- **YOUR INSTRUCTIONS**: A single number is needed: how many lines of the data hold the word "icon".

- **Records excerpted from a collection**:
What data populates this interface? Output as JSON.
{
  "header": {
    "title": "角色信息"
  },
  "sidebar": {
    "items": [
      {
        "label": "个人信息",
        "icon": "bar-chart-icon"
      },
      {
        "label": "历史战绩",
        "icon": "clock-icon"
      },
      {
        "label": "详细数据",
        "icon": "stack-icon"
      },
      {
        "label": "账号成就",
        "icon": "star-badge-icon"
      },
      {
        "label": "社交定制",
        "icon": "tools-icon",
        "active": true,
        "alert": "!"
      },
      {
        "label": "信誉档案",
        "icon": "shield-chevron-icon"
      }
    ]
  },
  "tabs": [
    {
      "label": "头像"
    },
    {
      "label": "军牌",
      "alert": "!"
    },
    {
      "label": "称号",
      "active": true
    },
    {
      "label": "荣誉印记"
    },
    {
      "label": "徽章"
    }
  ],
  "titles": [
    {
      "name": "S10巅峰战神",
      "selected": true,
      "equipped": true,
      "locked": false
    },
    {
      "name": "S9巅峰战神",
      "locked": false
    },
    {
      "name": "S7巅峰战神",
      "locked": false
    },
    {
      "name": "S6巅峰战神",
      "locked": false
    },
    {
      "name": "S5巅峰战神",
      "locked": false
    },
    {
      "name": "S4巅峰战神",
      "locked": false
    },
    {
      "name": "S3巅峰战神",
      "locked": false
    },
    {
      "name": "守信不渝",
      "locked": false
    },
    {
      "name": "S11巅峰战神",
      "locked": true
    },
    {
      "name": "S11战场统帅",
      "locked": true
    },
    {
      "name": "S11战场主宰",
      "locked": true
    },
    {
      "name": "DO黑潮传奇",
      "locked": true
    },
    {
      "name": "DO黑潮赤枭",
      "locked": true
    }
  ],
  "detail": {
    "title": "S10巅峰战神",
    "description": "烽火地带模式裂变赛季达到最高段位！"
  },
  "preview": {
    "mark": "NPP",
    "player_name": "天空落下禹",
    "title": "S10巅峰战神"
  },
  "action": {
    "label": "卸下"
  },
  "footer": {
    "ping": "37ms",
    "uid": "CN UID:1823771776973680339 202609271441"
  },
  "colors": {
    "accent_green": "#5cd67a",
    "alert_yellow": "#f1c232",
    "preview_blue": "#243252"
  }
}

- **OUTPUT FOR THIS EXERCISE**: 6